I think to start with I failed quite a lot of problems because I could get the top hold with my hands but I couldn’t get my feet on top of the problem. First trick is to walk around and look at the top of the route. Some ‘trad, on-sight’ part of my mind thinks this is cheating, it isn’t. Next, learn to do a basic mantle, get your feet as high as you can and then press down, palms down arms locked out, thumbs facing you. If you point your thumbs tips toward your body more your weight gets thrown forward yet more. You can top out on a sloping top this way. Also learn “the this top is rubbish and western roll over it” technique. Which comes down to flinging a foot and leg out and over the top and rolling onto the top on your face. Looks inelegant but can be very effective. You should also perfect the foot above your head rock over top out. This works with an overhanging top and a goodish top hold, sometimes rolling onto your toe from a heel hook as part of the process. Oh and finally if all else fails there’s always the 19 points of contact, thrutchy swim of terror.

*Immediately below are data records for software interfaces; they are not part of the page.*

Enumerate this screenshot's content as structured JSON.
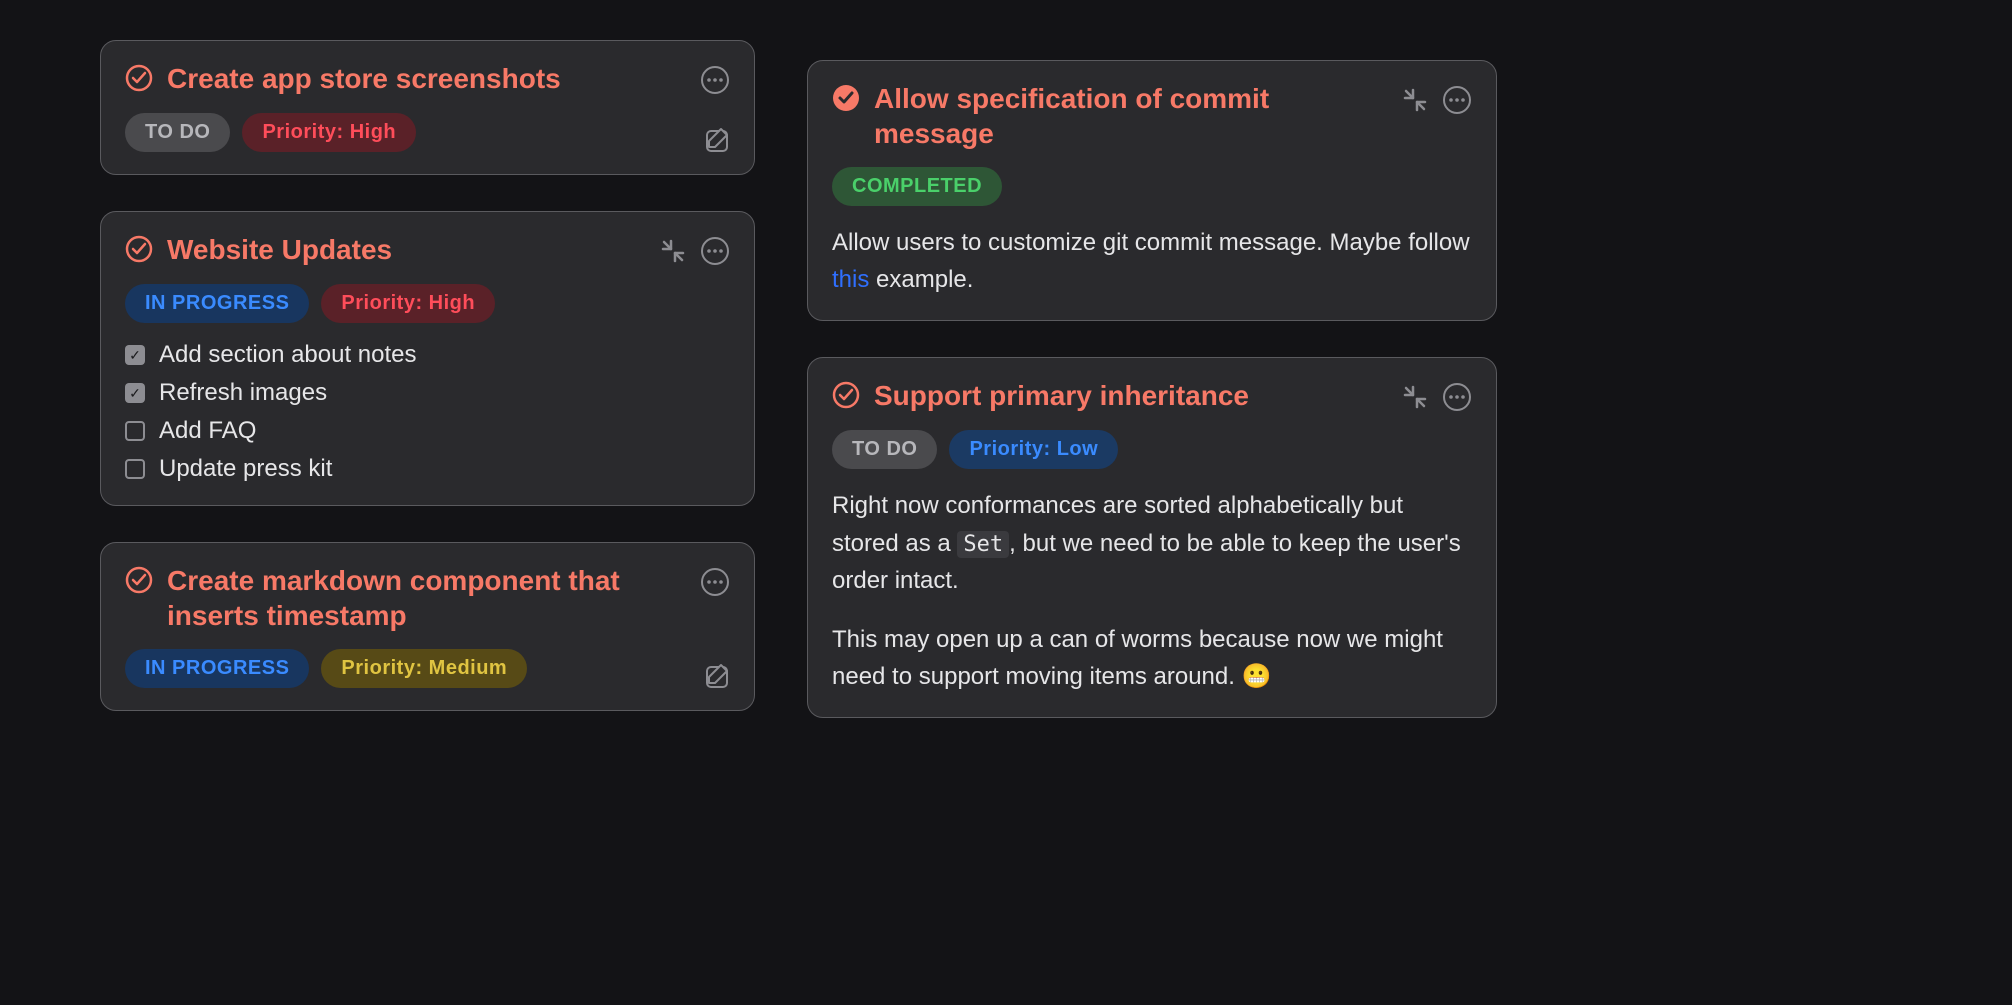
{
  "left": [
    {
      "title": "Create app store screenshots",
      "status": {
        "label": "TO DO",
        "style": "todo"
      },
      "priority": {
        "label": "Priority: High",
        "style": "p-high"
      },
      "completed": false,
      "expanded": false,
      "showEdit": true
    },
    {
      "title": "Website Updates",
      "status": {
        "label": "IN PROGRESS",
        "style": "progress"
      },
      "priority": {
        "label": "Priority: High",
        "style": "p-high"
      },
      "completed": false,
      "expanded": true,
      "checklist": [
        {
          "done": true,
          "text": "Add section about notes"
        },
        {
          "done": true,
          "text": "Refresh images"
        },
        {
          "done": false,
          "text": "Add FAQ"
        },
        {
          "done": false,
          "text": "Update press kit"
        }
      ]
    },
    {
      "title": "Create markdown component that inserts timestamp",
      "status": {
        "label": "IN PROGRESS",
        "style": "progress"
      },
      "priority": {
        "label": "Priority: Medium",
        "style": "p-med"
      },
      "completed": false,
      "expanded": false,
      "showEdit": true
    }
  ],
  "right": [
    {
      "title": "Allow specification of commit message",
      "status": {
        "label": "COMPLETED",
        "style": "done"
      },
      "completed": true,
      "expanded": true,
      "body": {
        "pre": "Allow users to customize git commit message. Maybe follow ",
        "link": "this",
        "post": " example."
      }
    },
    {
      "title": "Support primary inheritance",
      "status": {
        "label": "TO DO",
        "style": "todo"
      },
      "priority": {
        "label": "Priority: Low",
        "style": "p-low"
      },
      "completed": false,
      "expanded": true,
      "body2": {
        "p1a": "Right now conformances are sorted alphabetically but stored as a ",
        "code": "Set",
        "p1b": ", but we need to be able to keep the user's order intact.",
        "p2": "This may open up a can of worms because now we might need to support moving items around. 😬"
      }
    }
  ]
}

10. Train and train your weaknesses
I said I don’t really like roofs, and I don’t. But I have been doing a few. I’m not much better at roofs yet, but I pull better between overhanging breaks now. I couldn’t crimp open hand so I wasn’t good at aretes but I have been doing that and I barn door less now, so I’m starting to get the hang of those too.
Be honest with your self. Work out what you’re trying to avoid, and stop avoiding it. You’ll not just improve in your weaker areas, your overall climbing will improve too. Extend this to doing some climbing routes, to build up some stamina rather than the just specific power that bouldering provides. Yoga (which sounds a bit wet) can really help with flexibility, affording you more options in terms of where you can place your feet. Resting is an important part of training too. Rest days mean just that, sit around do what you need to but let your body recover. You won’t improve if you get injured, and you are more likely to get injured if you climb when tired.
Perhaps biggest thing you can do to bring about improvement is to decide that you want to improve. It’s really easy to convince yourself that you are happy with your current level of performance and that you don’t want to be any better as you are completely fulfilled. If that is genuinely true for you, great keep doing what you are doing.
Personally I don’t know how accomplished it is possible for me to be, with the limited time I can devote to climbing, and a body that is beginning to take longer to recover, but I intend to find out!